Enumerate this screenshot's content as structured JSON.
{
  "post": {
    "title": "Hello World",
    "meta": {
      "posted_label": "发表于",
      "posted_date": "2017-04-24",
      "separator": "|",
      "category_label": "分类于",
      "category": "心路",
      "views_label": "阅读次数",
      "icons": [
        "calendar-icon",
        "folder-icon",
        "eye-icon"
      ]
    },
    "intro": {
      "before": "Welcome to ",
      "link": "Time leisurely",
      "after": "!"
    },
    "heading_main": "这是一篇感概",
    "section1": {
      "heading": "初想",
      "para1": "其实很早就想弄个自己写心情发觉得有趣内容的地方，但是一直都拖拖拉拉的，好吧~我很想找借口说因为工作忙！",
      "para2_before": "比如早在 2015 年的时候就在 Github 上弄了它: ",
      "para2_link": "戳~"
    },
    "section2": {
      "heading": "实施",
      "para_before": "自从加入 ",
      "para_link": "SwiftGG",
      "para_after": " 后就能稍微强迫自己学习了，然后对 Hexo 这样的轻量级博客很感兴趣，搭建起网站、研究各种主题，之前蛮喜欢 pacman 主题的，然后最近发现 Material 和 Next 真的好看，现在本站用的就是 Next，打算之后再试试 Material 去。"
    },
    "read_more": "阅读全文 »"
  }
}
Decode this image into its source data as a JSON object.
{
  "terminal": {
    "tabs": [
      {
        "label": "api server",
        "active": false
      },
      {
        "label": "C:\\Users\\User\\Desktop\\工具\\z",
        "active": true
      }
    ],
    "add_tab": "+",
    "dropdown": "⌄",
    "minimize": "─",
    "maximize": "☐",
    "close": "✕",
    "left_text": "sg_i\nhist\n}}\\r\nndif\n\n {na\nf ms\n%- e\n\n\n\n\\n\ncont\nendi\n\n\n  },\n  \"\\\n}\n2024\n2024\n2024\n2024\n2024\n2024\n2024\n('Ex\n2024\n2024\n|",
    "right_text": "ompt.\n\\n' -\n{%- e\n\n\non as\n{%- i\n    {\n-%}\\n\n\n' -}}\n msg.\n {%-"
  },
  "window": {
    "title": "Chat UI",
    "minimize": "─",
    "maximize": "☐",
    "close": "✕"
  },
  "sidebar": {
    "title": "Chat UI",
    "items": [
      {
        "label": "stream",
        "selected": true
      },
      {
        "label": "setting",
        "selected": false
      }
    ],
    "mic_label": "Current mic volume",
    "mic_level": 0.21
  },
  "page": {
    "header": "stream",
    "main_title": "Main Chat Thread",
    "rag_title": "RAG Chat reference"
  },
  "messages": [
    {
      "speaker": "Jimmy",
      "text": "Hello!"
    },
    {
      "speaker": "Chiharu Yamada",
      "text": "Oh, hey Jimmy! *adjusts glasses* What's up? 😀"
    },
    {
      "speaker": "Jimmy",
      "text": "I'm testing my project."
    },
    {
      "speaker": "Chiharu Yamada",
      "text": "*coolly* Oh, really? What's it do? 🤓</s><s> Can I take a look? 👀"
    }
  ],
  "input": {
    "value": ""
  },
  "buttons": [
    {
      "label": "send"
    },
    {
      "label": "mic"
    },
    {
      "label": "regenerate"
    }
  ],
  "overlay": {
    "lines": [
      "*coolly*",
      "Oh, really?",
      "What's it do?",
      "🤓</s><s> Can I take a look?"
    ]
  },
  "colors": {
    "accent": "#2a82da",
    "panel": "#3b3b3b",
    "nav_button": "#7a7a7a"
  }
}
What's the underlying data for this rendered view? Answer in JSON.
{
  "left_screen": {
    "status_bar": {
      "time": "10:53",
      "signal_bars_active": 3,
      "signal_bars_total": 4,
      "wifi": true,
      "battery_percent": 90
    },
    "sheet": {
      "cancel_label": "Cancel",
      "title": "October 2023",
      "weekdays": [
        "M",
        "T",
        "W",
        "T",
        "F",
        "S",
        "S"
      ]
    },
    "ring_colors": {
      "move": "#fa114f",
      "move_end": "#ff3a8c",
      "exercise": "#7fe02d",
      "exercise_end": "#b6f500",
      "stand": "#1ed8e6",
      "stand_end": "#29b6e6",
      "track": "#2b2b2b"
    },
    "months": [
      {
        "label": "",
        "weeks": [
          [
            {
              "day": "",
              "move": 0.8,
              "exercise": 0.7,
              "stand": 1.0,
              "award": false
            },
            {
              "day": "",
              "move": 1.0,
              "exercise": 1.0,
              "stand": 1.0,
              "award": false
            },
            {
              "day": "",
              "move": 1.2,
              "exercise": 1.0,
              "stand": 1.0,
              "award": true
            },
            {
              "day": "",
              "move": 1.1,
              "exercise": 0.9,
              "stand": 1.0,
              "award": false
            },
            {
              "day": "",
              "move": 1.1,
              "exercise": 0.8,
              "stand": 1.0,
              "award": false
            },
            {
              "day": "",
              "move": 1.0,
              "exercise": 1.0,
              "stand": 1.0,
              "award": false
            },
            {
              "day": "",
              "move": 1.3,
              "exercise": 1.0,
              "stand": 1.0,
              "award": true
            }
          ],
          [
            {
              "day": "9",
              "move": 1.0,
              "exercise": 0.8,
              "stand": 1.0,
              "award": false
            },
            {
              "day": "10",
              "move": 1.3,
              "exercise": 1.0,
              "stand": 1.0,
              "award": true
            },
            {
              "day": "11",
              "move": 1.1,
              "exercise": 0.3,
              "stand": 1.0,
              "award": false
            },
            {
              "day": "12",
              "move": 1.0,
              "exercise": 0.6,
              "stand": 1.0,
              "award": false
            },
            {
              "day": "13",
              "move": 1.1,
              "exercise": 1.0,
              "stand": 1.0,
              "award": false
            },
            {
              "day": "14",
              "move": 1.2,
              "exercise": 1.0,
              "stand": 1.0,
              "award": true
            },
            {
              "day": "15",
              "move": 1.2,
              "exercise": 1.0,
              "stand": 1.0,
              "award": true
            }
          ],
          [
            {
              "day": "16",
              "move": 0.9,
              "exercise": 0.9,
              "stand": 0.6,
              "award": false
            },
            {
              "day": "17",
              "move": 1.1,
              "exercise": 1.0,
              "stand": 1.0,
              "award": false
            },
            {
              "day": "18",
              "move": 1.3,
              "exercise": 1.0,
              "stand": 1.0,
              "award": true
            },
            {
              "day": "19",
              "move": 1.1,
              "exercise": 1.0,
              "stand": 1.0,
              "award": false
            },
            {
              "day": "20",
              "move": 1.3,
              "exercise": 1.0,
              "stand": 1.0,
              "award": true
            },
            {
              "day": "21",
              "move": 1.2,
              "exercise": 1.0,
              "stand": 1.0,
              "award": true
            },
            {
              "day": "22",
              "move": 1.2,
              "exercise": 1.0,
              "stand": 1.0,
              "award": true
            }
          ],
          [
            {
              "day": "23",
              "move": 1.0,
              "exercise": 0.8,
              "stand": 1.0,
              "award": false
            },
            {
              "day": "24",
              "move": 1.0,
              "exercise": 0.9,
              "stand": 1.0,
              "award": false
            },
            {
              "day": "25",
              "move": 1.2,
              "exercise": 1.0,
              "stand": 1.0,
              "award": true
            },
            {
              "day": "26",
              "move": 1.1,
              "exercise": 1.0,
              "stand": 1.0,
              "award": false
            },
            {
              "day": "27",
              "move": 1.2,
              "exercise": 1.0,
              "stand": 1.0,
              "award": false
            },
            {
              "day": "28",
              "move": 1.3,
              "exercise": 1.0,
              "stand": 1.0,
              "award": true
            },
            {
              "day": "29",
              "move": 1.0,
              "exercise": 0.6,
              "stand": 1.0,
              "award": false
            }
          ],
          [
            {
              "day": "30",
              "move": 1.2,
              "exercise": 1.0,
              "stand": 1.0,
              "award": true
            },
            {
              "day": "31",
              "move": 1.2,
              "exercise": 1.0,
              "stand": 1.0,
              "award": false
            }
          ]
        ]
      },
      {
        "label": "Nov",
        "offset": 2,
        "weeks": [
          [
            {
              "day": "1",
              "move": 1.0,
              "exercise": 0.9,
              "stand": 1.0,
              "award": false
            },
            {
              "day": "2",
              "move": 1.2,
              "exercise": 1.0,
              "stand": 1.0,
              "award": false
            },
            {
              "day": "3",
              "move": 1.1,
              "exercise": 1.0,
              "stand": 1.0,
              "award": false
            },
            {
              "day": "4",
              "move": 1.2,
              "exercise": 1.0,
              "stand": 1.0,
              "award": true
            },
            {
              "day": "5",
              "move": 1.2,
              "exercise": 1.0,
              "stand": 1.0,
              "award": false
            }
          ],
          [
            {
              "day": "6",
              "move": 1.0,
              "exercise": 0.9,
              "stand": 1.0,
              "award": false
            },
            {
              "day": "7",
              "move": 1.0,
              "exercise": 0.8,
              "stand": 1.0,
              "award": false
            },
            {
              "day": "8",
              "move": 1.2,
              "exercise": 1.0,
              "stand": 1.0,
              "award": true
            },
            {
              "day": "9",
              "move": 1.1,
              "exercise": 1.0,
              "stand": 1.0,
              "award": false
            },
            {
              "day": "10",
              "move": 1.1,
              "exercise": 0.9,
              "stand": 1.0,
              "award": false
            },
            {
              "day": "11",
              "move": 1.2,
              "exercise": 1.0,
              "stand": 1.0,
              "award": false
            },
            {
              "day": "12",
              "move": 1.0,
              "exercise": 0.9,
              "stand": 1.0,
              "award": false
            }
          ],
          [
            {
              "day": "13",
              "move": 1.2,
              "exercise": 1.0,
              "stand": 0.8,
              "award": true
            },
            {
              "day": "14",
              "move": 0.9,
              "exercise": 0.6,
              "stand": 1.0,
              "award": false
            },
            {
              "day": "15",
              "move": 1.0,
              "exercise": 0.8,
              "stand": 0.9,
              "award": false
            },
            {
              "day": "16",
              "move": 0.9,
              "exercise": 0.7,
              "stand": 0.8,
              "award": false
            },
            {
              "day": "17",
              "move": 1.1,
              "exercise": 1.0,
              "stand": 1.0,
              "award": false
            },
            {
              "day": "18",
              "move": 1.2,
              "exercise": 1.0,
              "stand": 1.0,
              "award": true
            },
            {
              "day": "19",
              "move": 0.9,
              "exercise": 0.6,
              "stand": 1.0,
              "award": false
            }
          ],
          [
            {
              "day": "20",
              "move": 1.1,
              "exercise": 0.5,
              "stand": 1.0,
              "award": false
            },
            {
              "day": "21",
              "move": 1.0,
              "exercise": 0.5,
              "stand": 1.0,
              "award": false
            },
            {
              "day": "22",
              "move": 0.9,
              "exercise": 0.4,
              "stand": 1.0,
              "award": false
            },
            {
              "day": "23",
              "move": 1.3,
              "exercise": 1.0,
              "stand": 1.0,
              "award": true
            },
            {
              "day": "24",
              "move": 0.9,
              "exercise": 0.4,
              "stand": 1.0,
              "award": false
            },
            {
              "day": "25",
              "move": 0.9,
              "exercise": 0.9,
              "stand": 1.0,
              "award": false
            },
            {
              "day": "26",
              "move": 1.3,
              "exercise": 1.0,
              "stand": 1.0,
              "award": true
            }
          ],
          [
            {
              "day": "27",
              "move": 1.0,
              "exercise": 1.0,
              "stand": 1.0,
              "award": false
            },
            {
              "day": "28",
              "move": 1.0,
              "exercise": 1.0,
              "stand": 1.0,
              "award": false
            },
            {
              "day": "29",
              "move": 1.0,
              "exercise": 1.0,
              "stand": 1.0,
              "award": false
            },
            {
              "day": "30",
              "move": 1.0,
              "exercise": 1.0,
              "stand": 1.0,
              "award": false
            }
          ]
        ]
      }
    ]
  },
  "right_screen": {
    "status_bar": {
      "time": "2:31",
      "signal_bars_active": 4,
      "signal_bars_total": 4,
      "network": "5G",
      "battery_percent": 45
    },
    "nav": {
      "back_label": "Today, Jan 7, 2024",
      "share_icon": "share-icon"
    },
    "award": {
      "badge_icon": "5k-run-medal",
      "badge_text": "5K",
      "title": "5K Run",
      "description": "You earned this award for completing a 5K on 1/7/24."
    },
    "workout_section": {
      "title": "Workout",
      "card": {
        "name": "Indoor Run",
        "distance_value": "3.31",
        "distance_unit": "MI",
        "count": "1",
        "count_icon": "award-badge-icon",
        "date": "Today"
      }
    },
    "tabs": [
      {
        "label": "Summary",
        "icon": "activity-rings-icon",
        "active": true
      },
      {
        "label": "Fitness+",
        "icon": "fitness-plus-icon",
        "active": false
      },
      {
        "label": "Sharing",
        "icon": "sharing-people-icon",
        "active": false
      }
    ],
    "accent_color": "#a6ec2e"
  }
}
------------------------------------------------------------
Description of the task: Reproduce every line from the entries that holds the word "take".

Completed task:
      "text": "*coolly* Oh, really? What's it do? 🤓</s><s> Can I take a look? 👀"
      "🤓</s><s> Can I take a look?"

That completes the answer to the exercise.